┌──

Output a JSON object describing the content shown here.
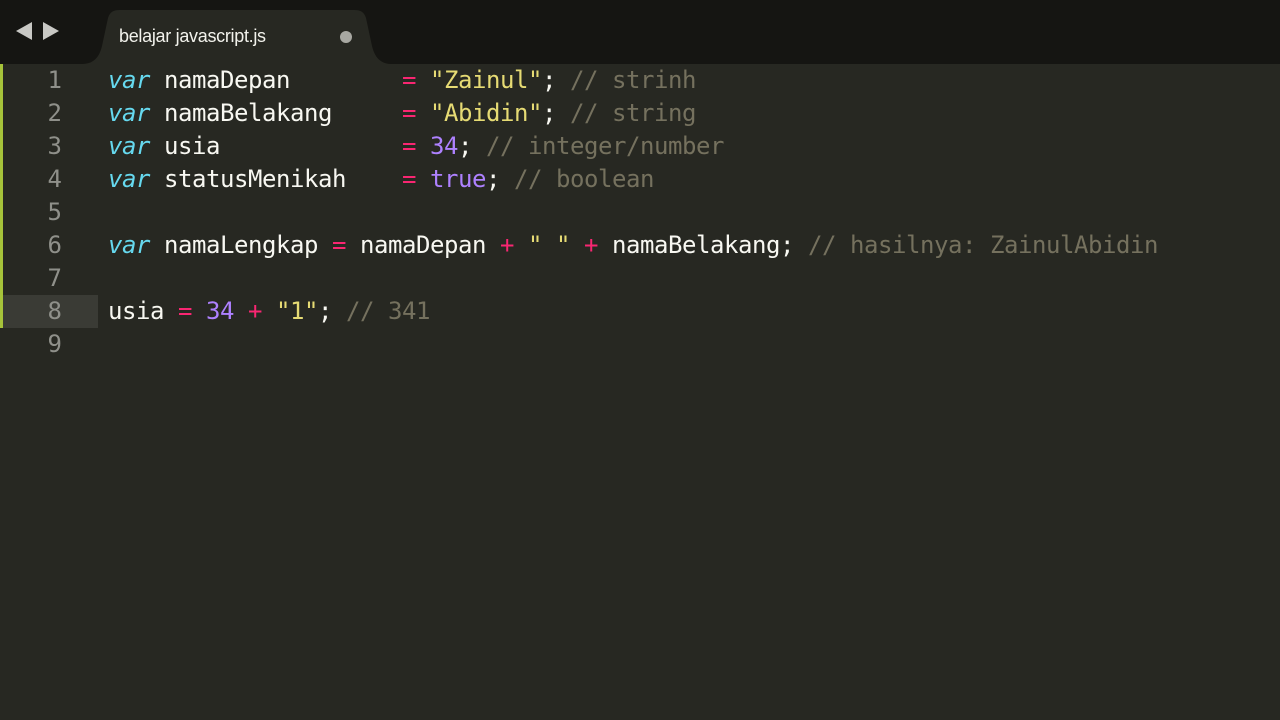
{
  "tab": {
    "filename": "belajar javascript.js",
    "modified": true
  },
  "navigation": {
    "back_icon": "triangle-left-icon",
    "forward_icon": "triangle-right-icon"
  },
  "editor": {
    "language": "javascript",
    "theme": "monokai",
    "current_line": 8,
    "colors": {
      "background": "#272822",
      "keyword": "#66d9ef",
      "operator": "#f92672",
      "string": "#e6db74",
      "number": "#ae81ff",
      "comment": "#75715e",
      "text": "#f8f8f2",
      "git_modified": "#a6c33a"
    },
    "lines": [
      {
        "number": "1",
        "tokens": [
          {
            "type": "keyword",
            "text": "var"
          },
          {
            "type": "plain",
            "text": " namaDepan        "
          },
          {
            "type": "operator",
            "text": "="
          },
          {
            "type": "plain",
            "text": " "
          },
          {
            "type": "string",
            "text": "\"Zainul\""
          },
          {
            "type": "plain",
            "text": "; "
          },
          {
            "type": "comment",
            "text": "// strinh"
          }
        ]
      },
      {
        "number": "2",
        "tokens": [
          {
            "type": "keyword",
            "text": "var"
          },
          {
            "type": "plain",
            "text": " namaBelakang     "
          },
          {
            "type": "operator",
            "text": "="
          },
          {
            "type": "plain",
            "text": " "
          },
          {
            "type": "string",
            "text": "\"Abidin\""
          },
          {
            "type": "plain",
            "text": "; "
          },
          {
            "type": "comment",
            "text": "// string"
          }
        ]
      },
      {
        "number": "3",
        "tokens": [
          {
            "type": "keyword",
            "text": "var"
          },
          {
            "type": "plain",
            "text": " usia             "
          },
          {
            "type": "operator",
            "text": "="
          },
          {
            "type": "plain",
            "text": " "
          },
          {
            "type": "number",
            "text": "34"
          },
          {
            "type": "plain",
            "text": "; "
          },
          {
            "type": "comment",
            "text": "// integer/number"
          }
        ]
      },
      {
        "number": "4",
        "tokens": [
          {
            "type": "keyword",
            "text": "var"
          },
          {
            "type": "plain",
            "text": " statusMenikah    "
          },
          {
            "type": "operator",
            "text": "="
          },
          {
            "type": "plain",
            "text": " "
          },
          {
            "type": "constant",
            "text": "true"
          },
          {
            "type": "plain",
            "text": "; "
          },
          {
            "type": "comment",
            "text": "// boolean"
          }
        ]
      },
      {
        "number": "5",
        "tokens": []
      },
      {
        "number": "6",
        "tokens": [
          {
            "type": "keyword",
            "text": "var"
          },
          {
            "type": "plain",
            "text": " namaLengkap "
          },
          {
            "type": "operator",
            "text": "="
          },
          {
            "type": "plain",
            "text": " namaDepan "
          },
          {
            "type": "operator",
            "text": "+"
          },
          {
            "type": "plain",
            "text": " "
          },
          {
            "type": "string",
            "text": "\" \""
          },
          {
            "type": "plain",
            "text": " "
          },
          {
            "type": "operator",
            "text": "+"
          },
          {
            "type": "plain",
            "text": " namaBelakang; "
          },
          {
            "type": "comment",
            "text": "// hasilnya: ZainulAbidin"
          }
        ]
      },
      {
        "number": "7",
        "tokens": []
      },
      {
        "number": "8",
        "tokens": [
          {
            "type": "plain",
            "text": "usia "
          },
          {
            "type": "operator",
            "text": "="
          },
          {
            "type": "plain",
            "text": " "
          },
          {
            "type": "number",
            "text": "34"
          },
          {
            "type": "plain",
            "text": " "
          },
          {
            "type": "operator",
            "text": "+"
          },
          {
            "type": "plain",
            "text": " "
          },
          {
            "type": "string",
            "text": "\"1\""
          },
          {
            "type": "plain",
            "text": "; "
          },
          {
            "type": "comment",
            "text": "// 341"
          }
        ]
      },
      {
        "number": "9",
        "tokens": []
      }
    ]
  }
}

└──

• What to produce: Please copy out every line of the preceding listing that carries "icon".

• Written answer:
    "back_icon": "triangle-left-icon",
    "forward_icon": "triangle-right-icon"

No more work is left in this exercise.